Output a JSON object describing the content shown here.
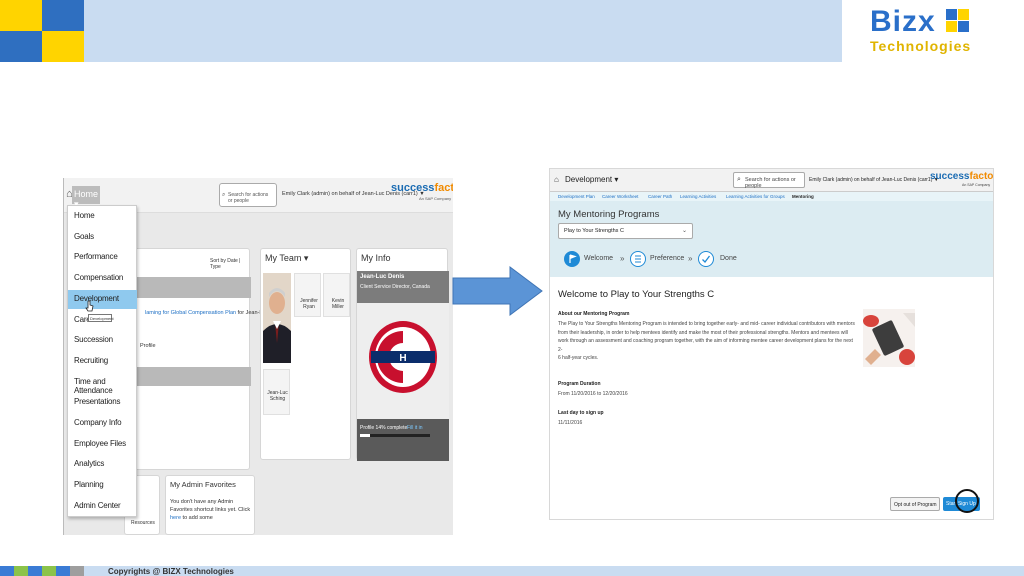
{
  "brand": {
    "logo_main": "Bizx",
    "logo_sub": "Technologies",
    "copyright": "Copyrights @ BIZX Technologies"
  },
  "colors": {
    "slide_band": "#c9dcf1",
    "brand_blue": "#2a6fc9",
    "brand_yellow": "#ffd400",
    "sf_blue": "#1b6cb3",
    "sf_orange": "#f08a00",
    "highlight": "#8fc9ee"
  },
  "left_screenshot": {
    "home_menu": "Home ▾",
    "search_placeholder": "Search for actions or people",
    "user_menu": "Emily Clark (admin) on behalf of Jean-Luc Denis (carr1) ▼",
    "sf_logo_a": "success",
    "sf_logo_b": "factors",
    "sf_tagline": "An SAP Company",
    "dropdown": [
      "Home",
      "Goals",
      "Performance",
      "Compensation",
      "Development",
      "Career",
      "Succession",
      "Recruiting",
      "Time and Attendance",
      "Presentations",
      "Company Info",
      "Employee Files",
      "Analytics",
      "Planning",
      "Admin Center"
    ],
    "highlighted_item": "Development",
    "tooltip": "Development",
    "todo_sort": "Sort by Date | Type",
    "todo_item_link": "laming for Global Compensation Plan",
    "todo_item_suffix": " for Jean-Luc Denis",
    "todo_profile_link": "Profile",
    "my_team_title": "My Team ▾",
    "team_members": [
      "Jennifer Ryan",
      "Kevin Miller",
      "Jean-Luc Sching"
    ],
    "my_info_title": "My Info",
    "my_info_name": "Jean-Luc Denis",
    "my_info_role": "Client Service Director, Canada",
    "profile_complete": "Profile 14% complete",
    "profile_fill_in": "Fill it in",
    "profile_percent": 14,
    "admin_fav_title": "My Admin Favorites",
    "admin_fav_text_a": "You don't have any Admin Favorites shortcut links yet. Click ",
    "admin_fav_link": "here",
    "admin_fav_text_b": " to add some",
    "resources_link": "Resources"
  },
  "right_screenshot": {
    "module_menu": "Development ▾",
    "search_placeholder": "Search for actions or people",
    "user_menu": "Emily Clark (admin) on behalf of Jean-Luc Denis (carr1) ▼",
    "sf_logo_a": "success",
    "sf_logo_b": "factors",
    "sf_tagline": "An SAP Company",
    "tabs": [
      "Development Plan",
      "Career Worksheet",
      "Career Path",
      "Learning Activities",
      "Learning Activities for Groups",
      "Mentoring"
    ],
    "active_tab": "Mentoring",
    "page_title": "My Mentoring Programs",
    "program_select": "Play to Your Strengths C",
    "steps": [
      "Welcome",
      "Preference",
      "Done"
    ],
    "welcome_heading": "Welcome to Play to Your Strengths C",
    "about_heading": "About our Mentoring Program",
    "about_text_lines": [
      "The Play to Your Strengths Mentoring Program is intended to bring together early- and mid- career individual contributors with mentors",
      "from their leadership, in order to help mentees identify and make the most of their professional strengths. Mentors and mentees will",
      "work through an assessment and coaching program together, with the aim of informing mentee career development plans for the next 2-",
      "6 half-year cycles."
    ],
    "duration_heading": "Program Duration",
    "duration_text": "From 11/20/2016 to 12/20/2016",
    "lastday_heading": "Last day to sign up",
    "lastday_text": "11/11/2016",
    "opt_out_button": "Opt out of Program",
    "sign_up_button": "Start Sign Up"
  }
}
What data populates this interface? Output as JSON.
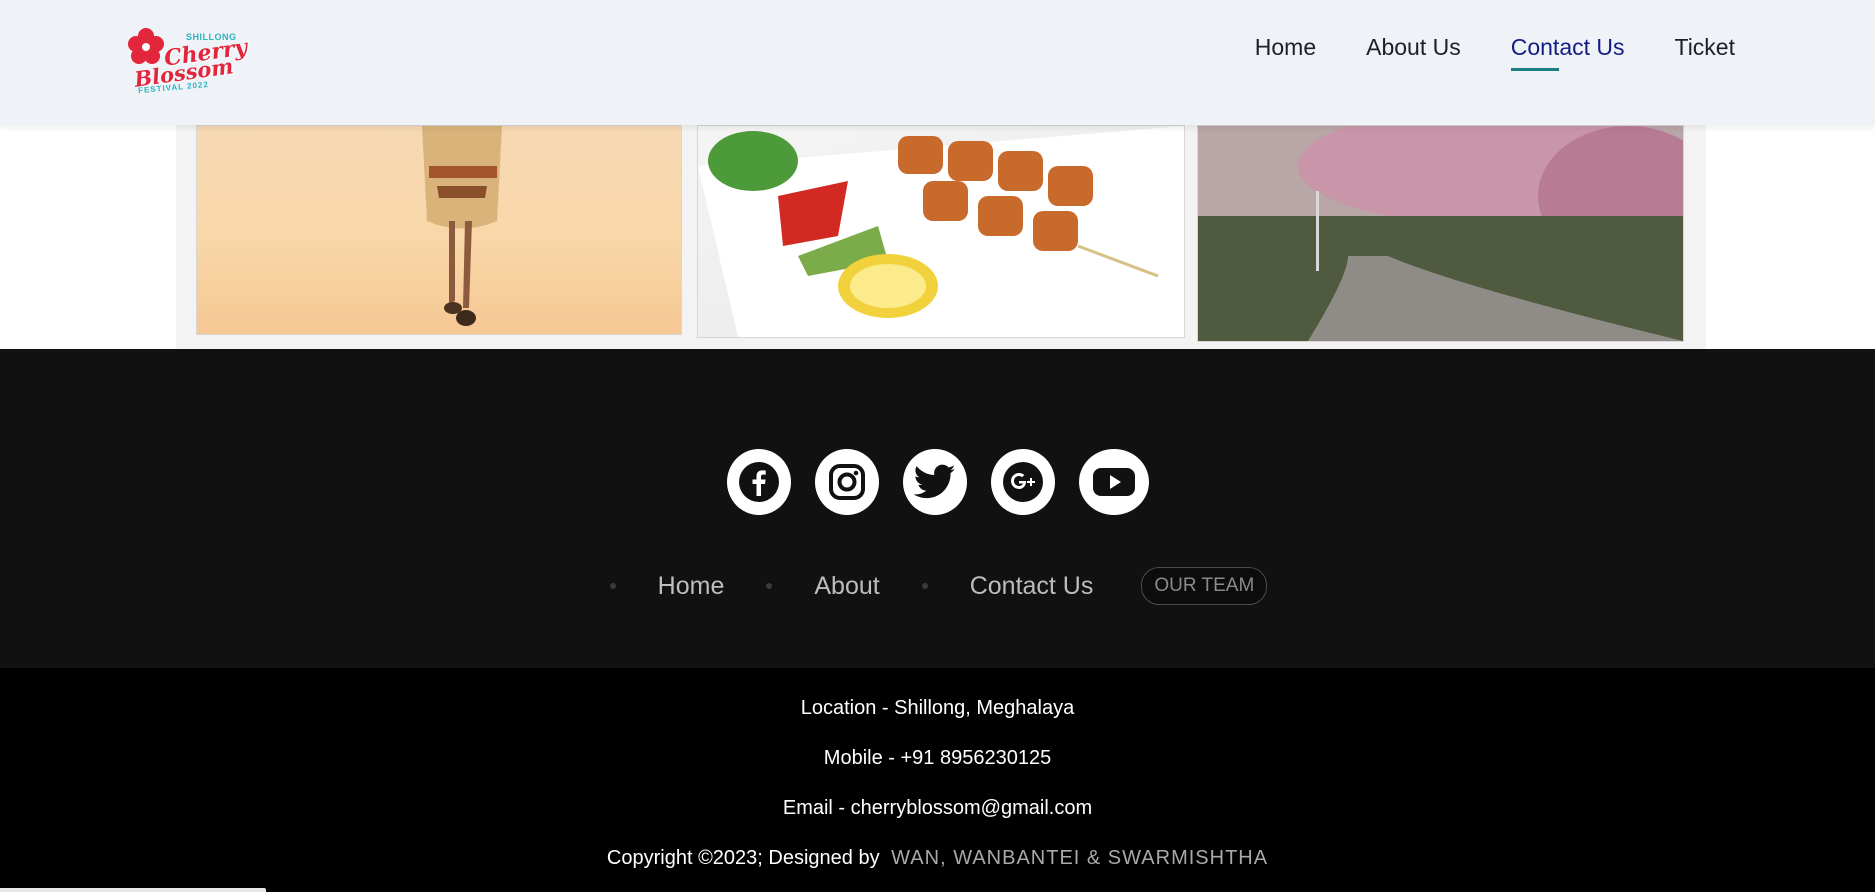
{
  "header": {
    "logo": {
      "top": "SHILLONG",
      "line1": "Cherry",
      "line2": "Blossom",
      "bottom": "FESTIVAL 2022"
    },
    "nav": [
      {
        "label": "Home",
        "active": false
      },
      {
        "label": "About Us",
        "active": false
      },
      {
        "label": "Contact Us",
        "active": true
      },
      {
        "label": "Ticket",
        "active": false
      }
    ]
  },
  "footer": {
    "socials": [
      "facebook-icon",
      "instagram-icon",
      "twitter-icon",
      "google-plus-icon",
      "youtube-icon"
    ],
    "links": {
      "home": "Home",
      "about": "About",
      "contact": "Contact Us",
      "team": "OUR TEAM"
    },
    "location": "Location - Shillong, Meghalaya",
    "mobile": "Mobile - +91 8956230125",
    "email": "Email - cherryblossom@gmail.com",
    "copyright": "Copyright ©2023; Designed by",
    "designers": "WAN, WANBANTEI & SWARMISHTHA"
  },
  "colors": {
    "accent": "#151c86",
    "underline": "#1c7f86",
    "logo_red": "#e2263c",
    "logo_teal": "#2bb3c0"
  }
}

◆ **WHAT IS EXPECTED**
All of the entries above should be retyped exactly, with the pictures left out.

◆ **EXERCISE OUTPUT**
Output a JSON object describing the content shown here.
{
  "brand": {
    "logo_main": "Bizx",
    "logo_sub": "Technologies",
    "copyright": "Copyrights @ BIZX Technologies"
  },
  "colors": {
    "slide_band": "#c9dcf1",
    "brand_blue": "#2a6fc9",
    "brand_yellow": "#ffd400",
    "sf_blue": "#1b6cb3",
    "sf_orange": "#f08a00",
    "highlight": "#8fc9ee"
  },
  "left_screenshot": {
    "home_menu": "Home ▾",
    "search_placeholder": "Search for actions or people",
    "user_menu": "Emily Clark (admin) on behalf of Jean-Luc Denis (carr1) ▼",
    "sf_logo_a": "success",
    "sf_logo_b": "factors",
    "sf_tagline": "An SAP Company",
    "dropdown": [
      "Home",
      "Goals",
      "Performance",
      "Compensation",
      "Development",
      "Career",
      "Succession",
      "Recruiting",
      "Time and Attendance",
      "Presentations",
      "Company Info",
      "Employee Files",
      "Analytics",
      "Planning",
      "Admin Center"
    ],
    "highlighted_item": "Development",
    "tooltip": "Development",
    "todo_sort": "Sort by Date | Type",
    "todo_item_link": "laming for Global Compensation Plan",
    "todo_item_suffix": " for Jean-Luc Denis",
    "todo_profile_link": "Profile",
    "my_team_title": "My Team ▾",
    "team_members": [
      "Jennifer Ryan",
      "Kevin Miller",
      "Jean-Luc Sching"
    ],
    "my_info_title": "My Info",
    "my_info_name": "Jean-Luc Denis",
    "my_info_role": "Client Service Director, Canada",
    "profile_complete": "Profile 14% complete",
    "profile_fill_in": "Fill it in",
    "profile_percent": 14,
    "admin_fav_title": "My Admin Favorites",
    "admin_fav_text_a": "You don't have any Admin Favorites shortcut links yet. Click ",
    "admin_fav_link": "here",
    "admin_fav_text_b": " to add some",
    "resources_link": "Resources"
  },
  "right_screenshot": {
    "module_menu": "Development ▾",
    "search_placeholder": "Search for actions or people",
    "user_menu": "Emily Clark (admin) on behalf of Jean-Luc Denis (carr1) ▼",
    "sf_logo_a": "success",
    "sf_logo_b": "factors",
    "sf_tagline": "An SAP Company",
    "tabs": [
      "Development Plan",
      "Career Worksheet",
      "Career Path",
      "Learning Activities",
      "Learning Activities for Groups",
      "Mentoring"
    ],
    "active_tab": "Mentoring",
    "page_title": "My Mentoring Programs",
    "program_select": "Play to Your Strengths C",
    "steps": [
      "Welcome",
      "Preference",
      "Done"
    ],
    "welcome_heading": "Welcome to Play to Your Strengths C",
    "about_heading": "About our Mentoring Program",
    "about_text_lines": [
      "The Play to Your Strengths Mentoring Program is intended to bring together early- and mid- career individual contributors with mentors",
      "from their leadership, in order to help mentees identify and make the most of their professional strengths. Mentors and mentees will",
      "work through an assessment and coaching program together, with the aim of informing mentee career development plans for the next 2-",
      "6 half-year cycles."
    ],
    "duration_heading": "Program Duration",
    "duration_text": "From 11/20/2016 to 12/20/2016",
    "lastday_heading": "Last day to sign up",
    "lastday_text": "11/11/2016",
    "opt_out_button": "Opt out of Program",
    "sign_up_button": "Start Sign Up"
  }
}
What data populates this interface? Output as JSON.
{
  "header": {
    "logo": {
      "top": "SHILLONG",
      "line1": "Cherry",
      "line2": "Blossom",
      "bottom": "FESTIVAL 2022"
    },
    "nav": [
      {
        "label": "Home",
        "active": false
      },
      {
        "label": "About Us",
        "active": false
      },
      {
        "label": "Contact Us",
        "active": true
      },
      {
        "label": "Ticket",
        "active": false
      }
    ]
  },
  "footer": {
    "socials": [
      "facebook-icon",
      "instagram-icon",
      "twitter-icon",
      "google-plus-icon",
      "youtube-icon"
    ],
    "links": {
      "home": "Home",
      "about": "About",
      "contact": "Contact Us",
      "team": "OUR TEAM"
    },
    "location": "Location - Shillong, Meghalaya",
    "mobile": "Mobile - +91 8956230125",
    "email": "Email - cherryblossom@gmail.com",
    "copyright": "Copyright ©2023; Designed by",
    "designers": "WAN, WANBANTEI & SWARMISHTHA"
  },
  "colors": {
    "accent": "#151c86",
    "underline": "#1c7f86",
    "logo_red": "#e2263c",
    "logo_teal": "#2bb3c0"
  }
}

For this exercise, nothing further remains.